According to the CDC, Americans suffer from approximately 250,000 ACL (anterior cruciate ligament) injuries each year. The ACL connects the femur to the tibia and helps stabilize the knee, making it one of the most vital ligaments in the knee.
Workplace injuries happen annually at an alarming rate of 7 million per year. Workers who must lift heavy objects tend to suffer overexertion injuries, particularly to their back, knees, hips, and shoulders. Repetitive motion injuries such as rotator cuff tendonitis in the shoulder can cause acute damage and chronic pain. These injuries create a loss of productivity while the individual's economic and professional standing takes a hit.
The ACL, anterior cruciate ligament, is essential to knee stabilization. According to the CDC, every year an estimated 250,000 ACL-related injuries occur in the United States. Although not all ACL injuries require surgery, around 100,000 ACL reconstructions are performed each year.
A rotator cuff tear is one of the most common causes of shoulder pain. Your rotator cuff is a group of tendons in the shoulder joint which provide support and enable flexibility for a wide range of motion.

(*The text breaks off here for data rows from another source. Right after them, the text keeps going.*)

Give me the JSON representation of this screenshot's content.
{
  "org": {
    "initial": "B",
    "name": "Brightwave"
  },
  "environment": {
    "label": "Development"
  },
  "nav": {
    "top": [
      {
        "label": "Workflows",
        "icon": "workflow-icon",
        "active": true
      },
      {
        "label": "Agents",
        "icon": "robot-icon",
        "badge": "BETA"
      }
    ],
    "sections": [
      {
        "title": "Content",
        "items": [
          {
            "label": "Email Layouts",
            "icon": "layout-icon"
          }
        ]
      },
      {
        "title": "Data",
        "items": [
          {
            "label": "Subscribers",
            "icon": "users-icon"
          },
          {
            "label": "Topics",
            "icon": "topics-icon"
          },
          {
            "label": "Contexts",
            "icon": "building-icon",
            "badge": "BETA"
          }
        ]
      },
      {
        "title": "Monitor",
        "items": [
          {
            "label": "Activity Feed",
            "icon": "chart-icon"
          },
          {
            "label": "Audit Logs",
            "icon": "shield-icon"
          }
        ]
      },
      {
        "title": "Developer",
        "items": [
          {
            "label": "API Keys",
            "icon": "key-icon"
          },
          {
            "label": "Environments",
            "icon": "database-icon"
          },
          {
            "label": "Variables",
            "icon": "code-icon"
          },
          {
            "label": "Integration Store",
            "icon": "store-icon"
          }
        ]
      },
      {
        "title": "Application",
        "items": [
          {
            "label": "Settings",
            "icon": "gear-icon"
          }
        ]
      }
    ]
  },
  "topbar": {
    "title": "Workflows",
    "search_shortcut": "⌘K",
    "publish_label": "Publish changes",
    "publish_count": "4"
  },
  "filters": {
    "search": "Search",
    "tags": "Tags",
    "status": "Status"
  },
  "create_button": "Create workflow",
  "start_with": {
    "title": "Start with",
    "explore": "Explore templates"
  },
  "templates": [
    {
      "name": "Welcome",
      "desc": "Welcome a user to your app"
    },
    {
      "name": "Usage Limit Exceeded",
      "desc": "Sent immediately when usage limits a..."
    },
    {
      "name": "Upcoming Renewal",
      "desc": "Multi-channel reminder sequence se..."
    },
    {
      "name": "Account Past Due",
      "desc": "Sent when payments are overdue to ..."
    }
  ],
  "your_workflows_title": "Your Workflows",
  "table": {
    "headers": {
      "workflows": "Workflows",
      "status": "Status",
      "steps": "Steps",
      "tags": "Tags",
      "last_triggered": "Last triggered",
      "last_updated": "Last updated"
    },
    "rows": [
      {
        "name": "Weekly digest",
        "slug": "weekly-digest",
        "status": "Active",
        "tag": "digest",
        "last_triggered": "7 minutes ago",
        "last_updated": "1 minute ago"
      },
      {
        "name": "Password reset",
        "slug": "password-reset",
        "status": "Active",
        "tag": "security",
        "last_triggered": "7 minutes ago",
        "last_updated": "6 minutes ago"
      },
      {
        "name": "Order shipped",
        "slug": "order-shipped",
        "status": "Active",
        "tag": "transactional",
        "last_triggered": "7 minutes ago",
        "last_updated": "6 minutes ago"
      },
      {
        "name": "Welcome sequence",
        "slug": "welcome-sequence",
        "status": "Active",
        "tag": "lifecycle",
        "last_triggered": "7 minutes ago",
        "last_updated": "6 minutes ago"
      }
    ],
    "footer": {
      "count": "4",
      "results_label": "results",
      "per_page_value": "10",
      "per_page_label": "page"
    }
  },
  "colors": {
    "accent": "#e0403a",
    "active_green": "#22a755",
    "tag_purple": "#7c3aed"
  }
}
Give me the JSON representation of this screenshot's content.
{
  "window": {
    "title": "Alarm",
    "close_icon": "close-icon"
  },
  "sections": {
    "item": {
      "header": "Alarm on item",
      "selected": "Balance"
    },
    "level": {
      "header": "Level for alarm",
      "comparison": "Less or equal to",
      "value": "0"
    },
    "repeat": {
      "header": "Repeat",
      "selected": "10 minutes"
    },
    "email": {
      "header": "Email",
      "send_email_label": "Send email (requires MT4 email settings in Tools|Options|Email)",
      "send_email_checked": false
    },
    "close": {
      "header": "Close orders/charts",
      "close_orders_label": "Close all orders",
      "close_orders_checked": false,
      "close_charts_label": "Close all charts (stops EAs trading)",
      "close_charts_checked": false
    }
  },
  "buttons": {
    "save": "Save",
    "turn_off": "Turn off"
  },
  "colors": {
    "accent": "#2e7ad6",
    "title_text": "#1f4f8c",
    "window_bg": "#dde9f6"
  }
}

When your rotator cuff is torn, the tendons pull away from the head of the humerus, the bone in your upper arm.
Almost 17 million people watched the NCAA March Madness championship game last year.1 The skill and passion of these basketball players is a thrill to watch throughout the season.
Due to the repetitive jumping, twisting, falls, and cutting movements that are part of the sport, knee and shoulder injuries can be a common occurrence in basketball at any level.